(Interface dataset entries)
—————

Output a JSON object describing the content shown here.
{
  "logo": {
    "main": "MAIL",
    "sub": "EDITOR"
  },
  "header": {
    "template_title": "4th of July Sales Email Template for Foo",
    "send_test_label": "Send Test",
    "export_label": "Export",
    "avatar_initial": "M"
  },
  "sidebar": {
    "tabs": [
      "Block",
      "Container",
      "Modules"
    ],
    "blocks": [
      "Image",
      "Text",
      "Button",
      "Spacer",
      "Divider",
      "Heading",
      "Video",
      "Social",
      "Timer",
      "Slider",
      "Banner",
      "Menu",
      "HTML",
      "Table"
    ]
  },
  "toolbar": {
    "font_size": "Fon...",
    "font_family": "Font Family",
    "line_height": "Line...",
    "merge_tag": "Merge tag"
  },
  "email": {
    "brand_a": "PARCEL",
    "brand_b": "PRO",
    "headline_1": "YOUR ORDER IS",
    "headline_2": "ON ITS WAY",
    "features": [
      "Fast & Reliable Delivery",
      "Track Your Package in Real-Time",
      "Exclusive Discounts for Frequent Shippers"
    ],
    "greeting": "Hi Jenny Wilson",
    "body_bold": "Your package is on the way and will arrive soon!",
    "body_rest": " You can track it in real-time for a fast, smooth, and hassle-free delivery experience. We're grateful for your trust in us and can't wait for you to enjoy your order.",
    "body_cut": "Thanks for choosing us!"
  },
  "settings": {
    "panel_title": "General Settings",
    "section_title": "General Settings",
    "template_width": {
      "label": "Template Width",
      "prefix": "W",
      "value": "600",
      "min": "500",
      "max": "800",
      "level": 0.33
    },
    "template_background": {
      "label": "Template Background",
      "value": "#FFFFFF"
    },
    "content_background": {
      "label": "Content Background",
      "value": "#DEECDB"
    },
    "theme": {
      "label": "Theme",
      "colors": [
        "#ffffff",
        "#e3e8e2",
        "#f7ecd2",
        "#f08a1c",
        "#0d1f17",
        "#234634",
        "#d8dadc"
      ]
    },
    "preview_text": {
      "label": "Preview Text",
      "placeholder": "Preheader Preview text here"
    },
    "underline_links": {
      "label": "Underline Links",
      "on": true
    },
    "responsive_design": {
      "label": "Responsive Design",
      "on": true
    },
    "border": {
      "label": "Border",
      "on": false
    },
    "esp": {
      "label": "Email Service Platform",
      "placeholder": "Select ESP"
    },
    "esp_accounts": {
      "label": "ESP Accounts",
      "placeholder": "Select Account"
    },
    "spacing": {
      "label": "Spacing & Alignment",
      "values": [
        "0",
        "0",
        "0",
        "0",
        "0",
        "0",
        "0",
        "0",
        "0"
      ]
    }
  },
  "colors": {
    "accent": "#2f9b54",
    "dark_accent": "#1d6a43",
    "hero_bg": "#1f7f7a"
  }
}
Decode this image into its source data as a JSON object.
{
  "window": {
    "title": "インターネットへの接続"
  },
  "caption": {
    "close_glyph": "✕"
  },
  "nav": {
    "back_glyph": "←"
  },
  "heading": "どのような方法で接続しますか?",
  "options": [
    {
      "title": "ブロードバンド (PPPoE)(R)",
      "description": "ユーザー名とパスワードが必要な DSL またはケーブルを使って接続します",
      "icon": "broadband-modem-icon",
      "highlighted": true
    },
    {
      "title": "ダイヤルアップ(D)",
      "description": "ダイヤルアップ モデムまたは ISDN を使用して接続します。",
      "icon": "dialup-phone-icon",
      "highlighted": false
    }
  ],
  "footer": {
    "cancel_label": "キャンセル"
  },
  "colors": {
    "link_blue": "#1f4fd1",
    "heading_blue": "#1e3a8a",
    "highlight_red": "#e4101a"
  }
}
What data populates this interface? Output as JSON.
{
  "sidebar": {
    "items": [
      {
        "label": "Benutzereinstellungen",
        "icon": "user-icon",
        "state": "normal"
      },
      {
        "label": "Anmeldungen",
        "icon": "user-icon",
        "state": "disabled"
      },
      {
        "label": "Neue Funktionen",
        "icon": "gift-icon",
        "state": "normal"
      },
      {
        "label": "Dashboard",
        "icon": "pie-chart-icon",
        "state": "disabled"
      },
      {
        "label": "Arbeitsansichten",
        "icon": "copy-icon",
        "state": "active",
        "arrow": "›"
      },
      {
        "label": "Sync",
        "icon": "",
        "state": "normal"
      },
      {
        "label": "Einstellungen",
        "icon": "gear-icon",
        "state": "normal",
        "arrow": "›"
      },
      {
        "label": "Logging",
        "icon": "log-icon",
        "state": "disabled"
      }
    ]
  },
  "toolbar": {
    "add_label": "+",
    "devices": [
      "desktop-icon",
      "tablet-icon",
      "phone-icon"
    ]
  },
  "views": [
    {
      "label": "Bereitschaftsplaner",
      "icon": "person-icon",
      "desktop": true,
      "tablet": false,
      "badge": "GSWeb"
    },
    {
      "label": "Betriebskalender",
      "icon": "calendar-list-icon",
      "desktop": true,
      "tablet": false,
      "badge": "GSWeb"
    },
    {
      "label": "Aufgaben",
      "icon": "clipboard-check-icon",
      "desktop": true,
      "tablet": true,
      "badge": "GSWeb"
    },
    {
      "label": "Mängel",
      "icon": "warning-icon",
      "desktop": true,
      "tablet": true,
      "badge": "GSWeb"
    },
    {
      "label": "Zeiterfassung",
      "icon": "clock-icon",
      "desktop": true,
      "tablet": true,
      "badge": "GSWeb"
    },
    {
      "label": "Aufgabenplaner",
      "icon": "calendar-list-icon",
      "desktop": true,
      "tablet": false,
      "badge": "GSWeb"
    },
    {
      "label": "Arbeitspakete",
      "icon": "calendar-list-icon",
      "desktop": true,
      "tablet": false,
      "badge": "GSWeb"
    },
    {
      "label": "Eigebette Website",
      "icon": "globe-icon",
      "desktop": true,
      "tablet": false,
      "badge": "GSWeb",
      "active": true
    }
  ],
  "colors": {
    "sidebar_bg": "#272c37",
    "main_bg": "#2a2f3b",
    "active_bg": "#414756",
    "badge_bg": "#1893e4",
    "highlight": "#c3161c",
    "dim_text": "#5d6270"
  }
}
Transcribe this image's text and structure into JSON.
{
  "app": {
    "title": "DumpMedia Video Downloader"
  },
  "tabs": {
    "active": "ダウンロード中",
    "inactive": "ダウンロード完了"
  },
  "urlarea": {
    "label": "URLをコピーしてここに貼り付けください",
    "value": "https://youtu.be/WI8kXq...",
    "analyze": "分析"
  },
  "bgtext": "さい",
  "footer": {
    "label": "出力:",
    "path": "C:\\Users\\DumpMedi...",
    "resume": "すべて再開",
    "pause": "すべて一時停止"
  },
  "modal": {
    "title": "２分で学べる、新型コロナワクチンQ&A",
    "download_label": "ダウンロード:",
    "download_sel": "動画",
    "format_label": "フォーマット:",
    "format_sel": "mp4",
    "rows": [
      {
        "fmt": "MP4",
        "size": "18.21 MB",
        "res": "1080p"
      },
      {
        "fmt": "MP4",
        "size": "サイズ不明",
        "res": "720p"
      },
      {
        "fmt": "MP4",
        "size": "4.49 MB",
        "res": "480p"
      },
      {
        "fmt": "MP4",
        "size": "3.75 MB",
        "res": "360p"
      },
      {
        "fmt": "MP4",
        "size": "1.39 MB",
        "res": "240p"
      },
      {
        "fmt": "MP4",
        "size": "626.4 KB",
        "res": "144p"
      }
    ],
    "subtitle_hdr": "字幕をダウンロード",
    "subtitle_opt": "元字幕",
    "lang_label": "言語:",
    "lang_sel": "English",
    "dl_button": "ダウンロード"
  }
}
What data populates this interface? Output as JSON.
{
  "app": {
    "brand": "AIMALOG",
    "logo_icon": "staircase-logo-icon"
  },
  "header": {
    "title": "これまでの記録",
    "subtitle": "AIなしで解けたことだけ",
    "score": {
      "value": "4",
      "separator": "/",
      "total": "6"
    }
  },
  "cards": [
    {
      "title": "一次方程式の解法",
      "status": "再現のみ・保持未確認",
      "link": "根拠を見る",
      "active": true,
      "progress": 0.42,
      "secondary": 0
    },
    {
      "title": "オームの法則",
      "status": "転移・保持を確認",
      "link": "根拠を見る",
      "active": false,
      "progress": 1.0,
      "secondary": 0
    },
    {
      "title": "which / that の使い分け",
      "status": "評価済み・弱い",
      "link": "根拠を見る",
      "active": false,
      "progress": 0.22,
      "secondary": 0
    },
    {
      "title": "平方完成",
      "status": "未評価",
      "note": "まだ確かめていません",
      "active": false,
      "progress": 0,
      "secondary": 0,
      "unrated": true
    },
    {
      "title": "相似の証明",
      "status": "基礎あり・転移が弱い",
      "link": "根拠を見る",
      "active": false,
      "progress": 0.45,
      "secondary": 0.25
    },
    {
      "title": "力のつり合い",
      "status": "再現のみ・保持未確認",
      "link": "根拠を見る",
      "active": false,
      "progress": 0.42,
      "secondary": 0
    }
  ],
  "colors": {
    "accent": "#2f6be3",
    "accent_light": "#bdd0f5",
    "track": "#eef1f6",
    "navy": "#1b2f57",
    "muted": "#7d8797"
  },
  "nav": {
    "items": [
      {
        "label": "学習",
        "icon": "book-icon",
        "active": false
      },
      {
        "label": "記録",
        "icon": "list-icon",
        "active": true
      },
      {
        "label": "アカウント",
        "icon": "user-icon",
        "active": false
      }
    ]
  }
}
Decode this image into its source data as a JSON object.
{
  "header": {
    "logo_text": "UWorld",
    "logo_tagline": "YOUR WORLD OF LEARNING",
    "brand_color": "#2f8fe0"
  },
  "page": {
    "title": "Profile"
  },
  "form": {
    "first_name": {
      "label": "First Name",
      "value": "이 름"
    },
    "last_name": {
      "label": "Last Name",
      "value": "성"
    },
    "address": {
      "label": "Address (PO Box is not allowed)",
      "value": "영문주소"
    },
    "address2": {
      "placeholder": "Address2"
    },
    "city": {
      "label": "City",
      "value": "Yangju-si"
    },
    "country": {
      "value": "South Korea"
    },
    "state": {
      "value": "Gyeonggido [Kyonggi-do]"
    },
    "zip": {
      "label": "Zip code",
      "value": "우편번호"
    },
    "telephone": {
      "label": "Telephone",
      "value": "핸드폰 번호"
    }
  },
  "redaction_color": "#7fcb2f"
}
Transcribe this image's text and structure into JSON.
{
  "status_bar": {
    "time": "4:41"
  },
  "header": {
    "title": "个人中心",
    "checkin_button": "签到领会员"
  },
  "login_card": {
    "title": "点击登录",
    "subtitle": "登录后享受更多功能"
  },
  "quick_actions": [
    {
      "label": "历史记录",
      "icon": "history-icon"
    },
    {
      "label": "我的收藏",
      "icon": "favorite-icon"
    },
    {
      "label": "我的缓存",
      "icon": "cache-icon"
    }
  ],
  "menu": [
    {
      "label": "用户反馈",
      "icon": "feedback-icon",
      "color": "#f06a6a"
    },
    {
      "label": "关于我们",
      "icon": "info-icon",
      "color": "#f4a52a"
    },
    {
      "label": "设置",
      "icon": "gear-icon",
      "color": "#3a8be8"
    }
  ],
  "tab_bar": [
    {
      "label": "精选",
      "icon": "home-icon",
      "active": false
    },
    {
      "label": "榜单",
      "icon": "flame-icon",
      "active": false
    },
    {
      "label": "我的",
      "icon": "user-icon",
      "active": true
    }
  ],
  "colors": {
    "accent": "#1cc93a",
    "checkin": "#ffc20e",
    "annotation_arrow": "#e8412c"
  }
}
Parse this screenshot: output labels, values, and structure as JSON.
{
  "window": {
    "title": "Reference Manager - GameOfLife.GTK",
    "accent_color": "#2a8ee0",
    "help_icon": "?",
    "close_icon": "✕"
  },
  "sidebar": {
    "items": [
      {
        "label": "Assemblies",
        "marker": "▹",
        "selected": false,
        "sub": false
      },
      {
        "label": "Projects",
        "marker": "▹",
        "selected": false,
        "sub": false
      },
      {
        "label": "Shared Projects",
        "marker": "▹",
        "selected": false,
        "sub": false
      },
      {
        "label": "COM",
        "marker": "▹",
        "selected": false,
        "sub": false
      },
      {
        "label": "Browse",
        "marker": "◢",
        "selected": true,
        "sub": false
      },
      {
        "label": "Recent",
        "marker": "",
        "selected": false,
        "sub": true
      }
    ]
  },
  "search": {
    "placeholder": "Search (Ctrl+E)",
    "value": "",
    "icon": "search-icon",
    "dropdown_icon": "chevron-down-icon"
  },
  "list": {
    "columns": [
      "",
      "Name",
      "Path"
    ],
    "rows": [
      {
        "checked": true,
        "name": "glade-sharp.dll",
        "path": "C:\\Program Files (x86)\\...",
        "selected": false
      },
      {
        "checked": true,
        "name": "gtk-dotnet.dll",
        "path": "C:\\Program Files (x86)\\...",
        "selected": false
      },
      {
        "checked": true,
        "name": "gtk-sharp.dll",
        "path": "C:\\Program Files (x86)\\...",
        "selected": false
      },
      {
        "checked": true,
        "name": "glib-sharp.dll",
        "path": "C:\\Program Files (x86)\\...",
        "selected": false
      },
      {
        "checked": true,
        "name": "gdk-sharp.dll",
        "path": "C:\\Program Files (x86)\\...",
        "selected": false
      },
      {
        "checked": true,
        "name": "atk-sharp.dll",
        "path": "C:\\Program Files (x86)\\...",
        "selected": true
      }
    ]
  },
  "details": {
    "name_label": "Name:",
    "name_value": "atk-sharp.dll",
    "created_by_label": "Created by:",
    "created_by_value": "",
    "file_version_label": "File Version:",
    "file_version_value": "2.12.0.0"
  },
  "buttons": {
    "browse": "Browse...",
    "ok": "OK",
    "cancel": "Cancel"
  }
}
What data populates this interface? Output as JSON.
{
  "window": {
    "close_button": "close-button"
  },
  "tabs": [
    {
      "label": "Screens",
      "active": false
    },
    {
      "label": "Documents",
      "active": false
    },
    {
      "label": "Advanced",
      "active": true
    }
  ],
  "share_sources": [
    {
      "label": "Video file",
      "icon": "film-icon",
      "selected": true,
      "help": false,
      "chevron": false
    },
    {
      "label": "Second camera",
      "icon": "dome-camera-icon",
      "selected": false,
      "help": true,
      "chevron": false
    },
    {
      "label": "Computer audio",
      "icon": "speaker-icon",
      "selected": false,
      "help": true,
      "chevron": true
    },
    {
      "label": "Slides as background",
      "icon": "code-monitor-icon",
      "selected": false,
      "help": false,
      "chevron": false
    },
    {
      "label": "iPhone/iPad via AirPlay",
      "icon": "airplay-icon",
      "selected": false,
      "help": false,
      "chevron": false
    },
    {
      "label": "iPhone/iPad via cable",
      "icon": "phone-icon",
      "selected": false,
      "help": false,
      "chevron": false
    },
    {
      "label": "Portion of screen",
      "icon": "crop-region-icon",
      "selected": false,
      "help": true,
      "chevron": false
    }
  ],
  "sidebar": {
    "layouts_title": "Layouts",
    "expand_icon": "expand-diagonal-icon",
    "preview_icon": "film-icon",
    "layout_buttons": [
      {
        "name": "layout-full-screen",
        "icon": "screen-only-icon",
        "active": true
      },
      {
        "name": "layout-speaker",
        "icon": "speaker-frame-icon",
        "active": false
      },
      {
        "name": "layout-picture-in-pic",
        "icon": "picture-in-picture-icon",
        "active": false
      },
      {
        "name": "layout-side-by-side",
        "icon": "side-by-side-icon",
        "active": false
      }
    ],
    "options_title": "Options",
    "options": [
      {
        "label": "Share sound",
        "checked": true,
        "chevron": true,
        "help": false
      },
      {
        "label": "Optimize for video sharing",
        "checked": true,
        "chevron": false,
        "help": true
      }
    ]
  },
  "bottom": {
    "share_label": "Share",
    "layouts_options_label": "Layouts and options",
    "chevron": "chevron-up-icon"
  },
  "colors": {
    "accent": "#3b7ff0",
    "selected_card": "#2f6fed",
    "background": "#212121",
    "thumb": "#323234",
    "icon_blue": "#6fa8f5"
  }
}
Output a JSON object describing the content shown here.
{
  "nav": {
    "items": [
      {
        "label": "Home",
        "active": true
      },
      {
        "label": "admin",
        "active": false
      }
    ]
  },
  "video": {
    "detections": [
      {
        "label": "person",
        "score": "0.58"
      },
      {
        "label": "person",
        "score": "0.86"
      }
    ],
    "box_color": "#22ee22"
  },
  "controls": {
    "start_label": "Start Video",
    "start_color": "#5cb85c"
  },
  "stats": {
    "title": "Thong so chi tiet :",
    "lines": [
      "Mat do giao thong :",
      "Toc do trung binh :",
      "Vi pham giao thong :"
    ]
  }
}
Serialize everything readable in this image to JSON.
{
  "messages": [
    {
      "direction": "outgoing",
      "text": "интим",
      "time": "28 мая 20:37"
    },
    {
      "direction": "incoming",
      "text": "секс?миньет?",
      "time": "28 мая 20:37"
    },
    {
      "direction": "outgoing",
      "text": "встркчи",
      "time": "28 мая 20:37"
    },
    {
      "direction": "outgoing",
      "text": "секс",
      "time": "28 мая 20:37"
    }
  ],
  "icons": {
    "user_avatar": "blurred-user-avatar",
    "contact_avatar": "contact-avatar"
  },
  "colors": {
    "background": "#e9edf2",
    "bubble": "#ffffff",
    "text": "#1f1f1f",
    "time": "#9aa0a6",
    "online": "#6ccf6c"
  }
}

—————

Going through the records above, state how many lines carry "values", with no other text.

◆ **Solution to this problem**
2